Revolutionary. You bet. First, it had a BIG start and stop button. A light for working in the dark. A pitch regulator which allowed for pitch regulation of plus or minus 8%. The 1200 MK2 also had a strobe light that revealed the 33 1/3 and 45 norm rpms on the deck. When you adjusted pitch it showed the effect visually in the dark.
Further, unlike other turntables that were belt-driven, the 1200 was designed with a direct drive mechanism. This means that the speed of the turntable is controlled by a highly precise quartz-locked pitch control that allows minimal speed variations of only 0.01 %. This was very important in the development of house music where accurate mixing of recordings with accurate pitch control over long periods of time is required. Direct drive also provided rapid start and breaking times. The 1200 reaches 33 1/3 speed in only 0.7 seconds.
The chassis of the 1200 was also novel in that it provided great protection from loudspeaker vibration or DJ monitors because the head shell was molded from a single piece of metal and the turntable was fitted with anti-vibration rubber.
Then the tone arm. Friction free suspension with height adjustment using a rotating ring on the plinth that rotates a precision gearwheel allowing regulation of the stylus height with great accuracy. The tone arm could be tuned to the DJs need by using the anti-skate regulator so that the stylus weight could be modified from zero to 2.5 grams.
The Technics SL1200 MK2 (silver) and SL 1210 MK2 (black) have been built the same way for the past twenty years and have become the reference turntables for any serious DJs. "Wheels of steel" indeed. Drag them down to a beach and play 'em all night long. Then schlep them to a warehouse. Back to the studio. And onto the dance floor. These precision instruments are built like tanks, yet provide astonishing accuracy in the most challenging environments.

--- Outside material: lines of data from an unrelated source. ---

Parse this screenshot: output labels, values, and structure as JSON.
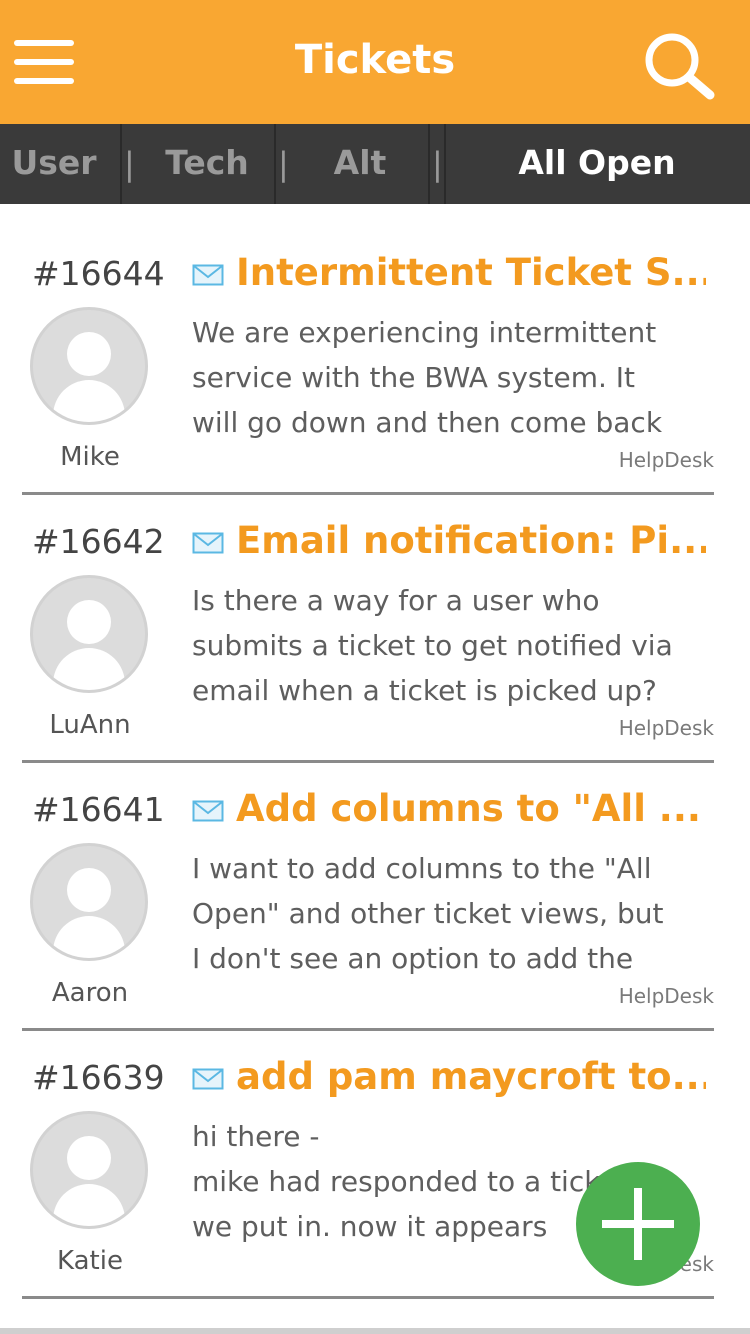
{
  "header": {
    "title": "Tickets",
    "menu_icon": "hamburger-menu-icon",
    "search_icon": "search-icon",
    "accent_color": "#f9a732"
  },
  "tabs": {
    "items": [
      {
        "label": "User",
        "active": false
      },
      {
        "label": "Tech",
        "active": false
      },
      {
        "label": "Alt",
        "active": false
      },
      {
        "label": "All Open",
        "active": true
      }
    ],
    "separator": "|"
  },
  "tickets": [
    {
      "number": "#16644",
      "title": "Intermittent Ticket S...",
      "author": "Mike",
      "source": "HelpDesk",
      "body": [
        "We are experiencing intermittent",
        "service with the BWA system. It",
        "will go down and then come back"
      ]
    },
    {
      "number": "#16642",
      "title": "Email notification: Pi...",
      "author": "LuAnn",
      "source": "HelpDesk",
      "body": [
        "Is there a way for a user who",
        "submits a ticket to get notified via",
        "email when a ticket is picked up?"
      ]
    },
    {
      "number": "#16641",
      "title": "Add columns to \"All ...",
      "author": "Aaron",
      "source": "HelpDesk",
      "body": [
        "I want to add columns to the \"All",
        "Open\" and other ticket views, but",
        "I don't see an option to add the"
      ]
    },
    {
      "number": "#16639",
      "title": "add pam maycroft to...",
      "author": "Katie",
      "source": "HelpDesk",
      "body": [
        "hi there -",
        "mike had responded to a ticket",
        "we put in. now it appears"
      ]
    }
  ],
  "fab": {
    "icon": "plus-icon",
    "color": "#4caf50"
  }
}
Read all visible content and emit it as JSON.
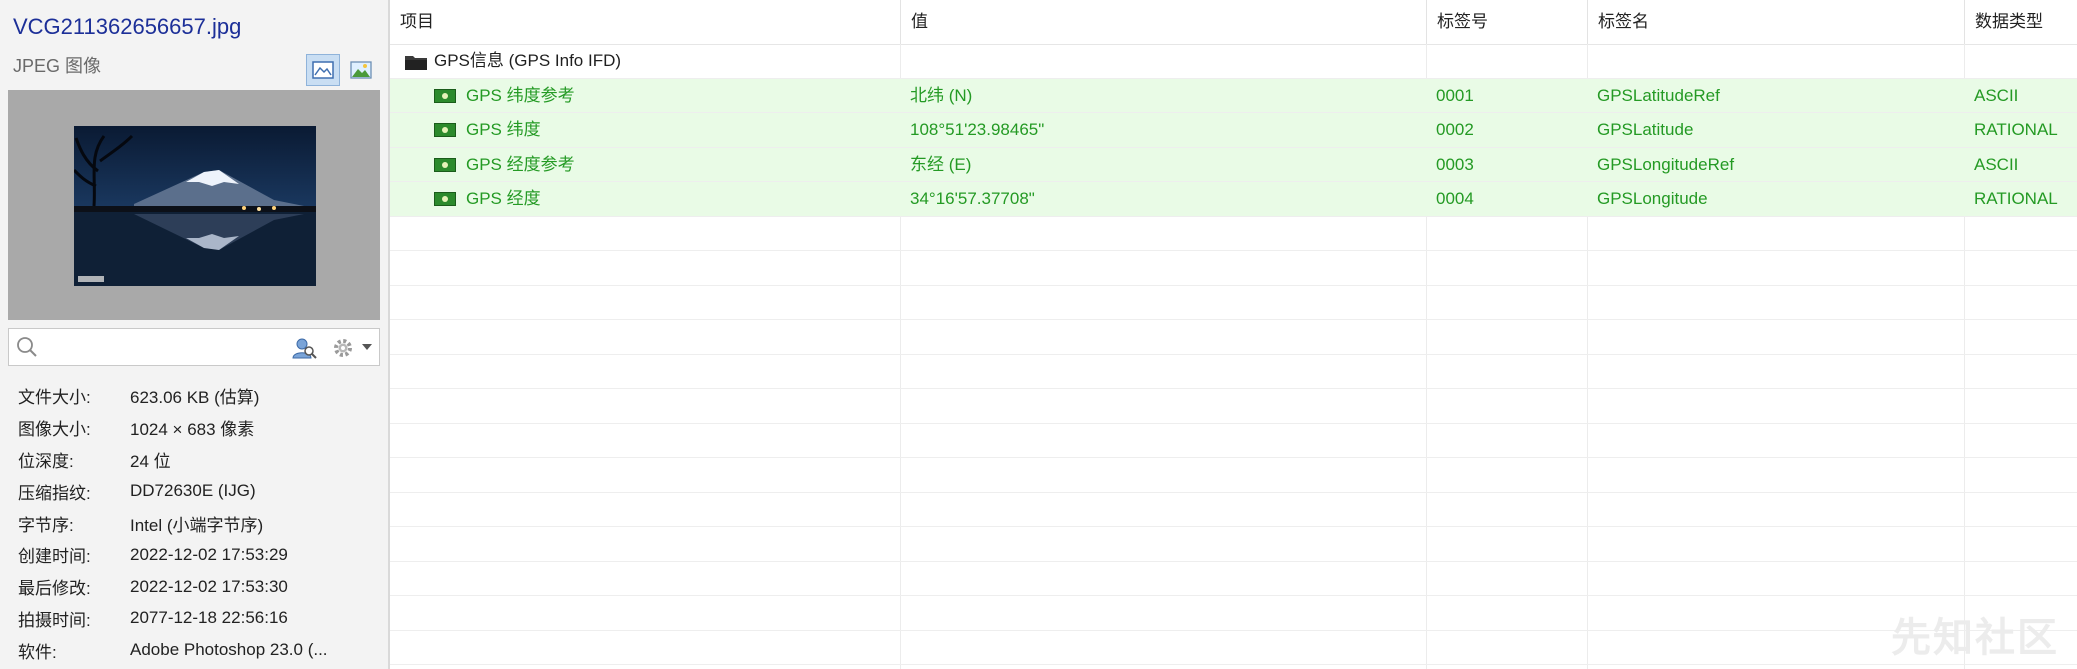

I confess I am a person that is deeply moved by flashing lights and high tech gadgetry. I was recently faced with the purchase of a new turntable and carefully examined the new products available. I anguished for a time, and then bought a new SL 1200 MK3. Yes, to my mind the 1200s are still the best and, lordy knows, they set our hands, hearts and souls free in the eighties and nineties.
B. THE TECHNOLOGY FREED OUR CREATIVITY
These technological wonders -- the drum machine, sampler, and the Technics 1200 -- provided the essential tools for the creation of house and EDM. As disco died in the early eighties and dance floors emptied due to cultural changes and AIDS the music industry put dance music on the back burner. There was no longer lots of money available for high-cost dance music production with live vocals, instrumentals and high end studio equipment. Fortunately the pioneers of house and EDM were provided the right instruments at the right time to begin the electronic dance music revolution.
NEXT: THE EIGHTIES, Part 4.